If Day’s case had been successful, advocates said, it would have allowed private doctors to offer premium care to patients able to pay — while others were stuck without.

While yesterday’s ruling may be appealed — legal experts, doctors and medicare supporters, say its a win for the principles of universal healthcare.

Edith MacHattie, the co-chair of the BC Health Coalition, told PressProgress “It has been our strong opinion this whole time that this whole challenge has not been about improving wait times or patient rights, but was entirely about improving doctors’ rights to extra bill and to make huge profits. The case has really been about money, and increasing profits for doctors and shareholders.”

This is a very strong ruling in favour for our universal public healthcare system in Canada.
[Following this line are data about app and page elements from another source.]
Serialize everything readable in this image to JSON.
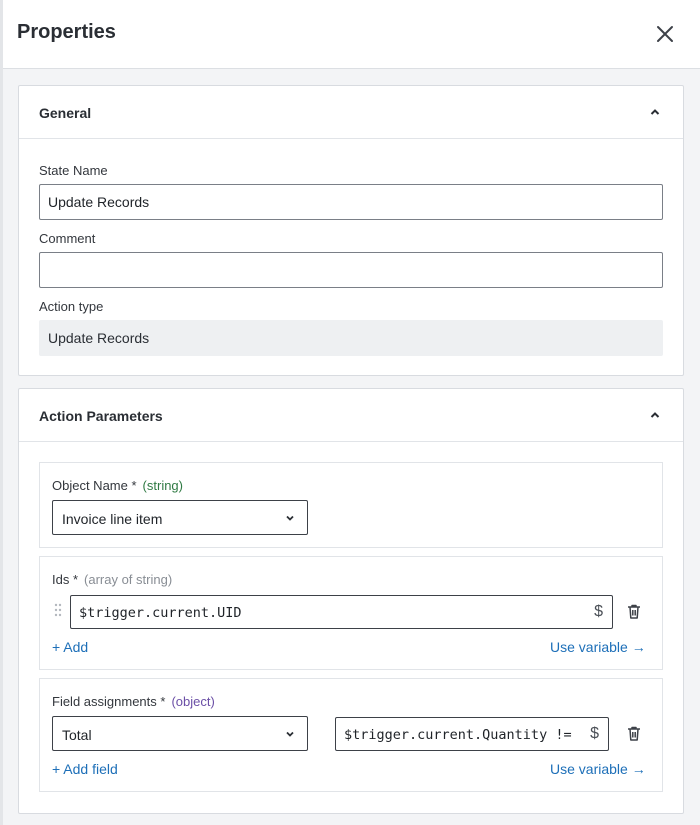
{
  "header": {
    "title": "Properties",
    "close_icon": "close-icon"
  },
  "general": {
    "title": "General",
    "state_name_label": "State Name",
    "state_name_value": "Update Records",
    "comment_label": "Comment",
    "comment_value": "",
    "action_type_label": "Action type",
    "action_type_value": "Update Records"
  },
  "action_params": {
    "title": "Action Parameters",
    "object_name": {
      "label": "Object Name *",
      "type": "(string)",
      "selected": "Invoice line item"
    },
    "ids": {
      "label": "Ids *",
      "type": "(array of string)",
      "value": "$trigger.current.UID",
      "var_symbol": "$",
      "add_label": "+ Add",
      "use_variable_label": "Use variable →"
    },
    "field_assignments": {
      "label": "Field assignments *",
      "type": "(object)",
      "field_selected": "Total",
      "value": "$trigger.current.Quantity != ",
      "var_symbol": "$",
      "add_label": "+ Add field",
      "use_variable_label": "Use variable →"
    }
  },
  "colors": {
    "link": "#1d6fb8",
    "type_string": "#2f7a43",
    "type_object": "#6b4fa6"
  }
}
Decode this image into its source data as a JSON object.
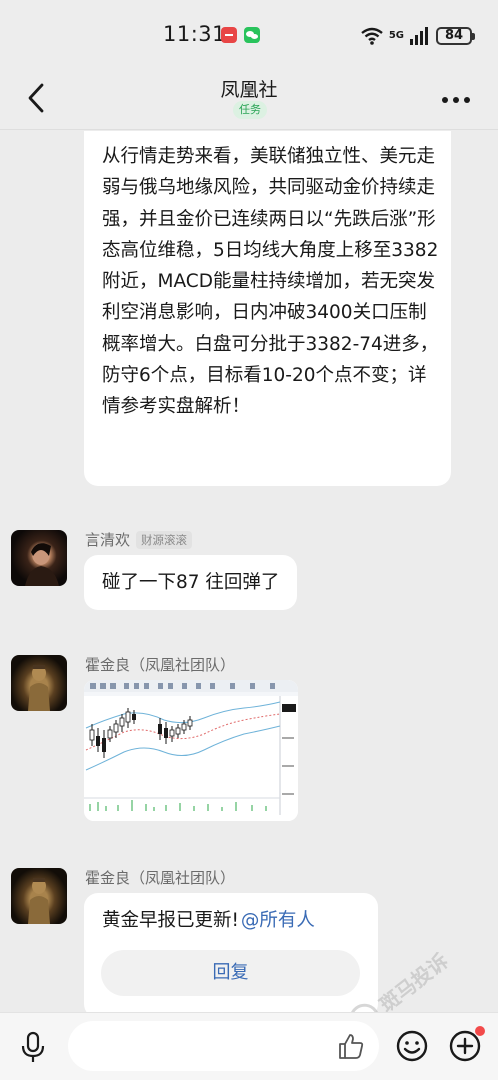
{
  "status_bar": {
    "time": "11:31",
    "network": "5G",
    "battery": "84"
  },
  "header": {
    "title": "凤凰社",
    "badge": "任务"
  },
  "messages": [
    {
      "type": "text",
      "text": "从行情走势来看，美联储独立性、美元走弱与俄乌地缘风险，共同驱动金价持续走强，并且金价已连续两日以“先跌后涨”形态高位维稳，5日均线大角度上移至3382附近，MACD能量柱持续增加，若无突发利空消息影响，日内冲破3400关口压制概率增大。白盘可分批于3382-74进多，防守6个点，目标看10-20个点不变；详情参考实盘解析！"
    },
    {
      "type": "text",
      "sender": "言清欢",
      "sender_tag": "财源滚滚",
      "text": "碰了一下87 往回弹了"
    },
    {
      "type": "image",
      "sender": "霍金良（凤凰社团队）",
      "image_desc": "chart-screenshot"
    },
    {
      "type": "notice",
      "sender": "霍金良（凤凰社团队）",
      "text": "黄金早报已更新!",
      "mention": "@所有人",
      "reply_label": "回复"
    }
  ],
  "watermark": "斑马投诉",
  "input": {
    "placeholder": ""
  },
  "colors": {
    "background": "#ececec",
    "bubble": "#ffffff",
    "link": "#3a6bb5",
    "badge_bg": "#dcf1e2",
    "badge_text": "#2aa456",
    "notify_dot": "#f24a4a"
  }
}
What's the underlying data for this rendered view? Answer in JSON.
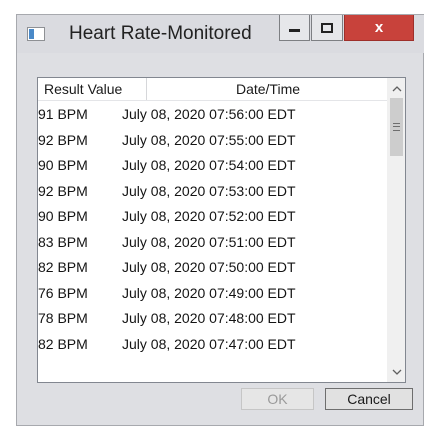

The judge dismissed all of the plaintiffs’ concerns and claims,” MacHattie said further.


Our journalism is powered by readers like you.

We’re an award-winning non-profit news organization that covers topics like social and economic inequality, big business and labour, and right-wing extremism.

Help us build so we can bring to light stories that don’t get the attention they deserve from Canada’s big corporate media outlets.


PressProgress is an award-winning non-profit news organization focused on uncovering and unpacking the news through original investigative and explanatory journalism.

Most Shared

thumb-2024-02-05-freeland-capital-gains Analysis

Take Back Alberta Leaders are Training ‘Scrutineers’ to Infiltrate Campaigns and Act as ‘Security’ on Voting Day

Related Stories


The Federal Government Says Budget 2024 Makes The Wealthy Pay Their ‘Fair Share’. Economists Say The Rich Could Be Paying More.

View the post

Ottawa Police Using ‘Intimidation Tactics’ Against Striking Workers, Canada’s Biggest Federal Public Sector Union Says

View the post

‘It’s Going to Be a Labour Fight’: Canada’s Biggest Union Battles Coming Up in 2024

View the post
Our free email newsletter delivers award-winning journalism directly to your inbox.
Get Canadian Investigative News You Won't Find in Corporate Newspapers.
Our free email newsletter delivers award-winning journalism to your inbox.
Get Canadian Investigative News You Won't Find in Corporate Newspapers.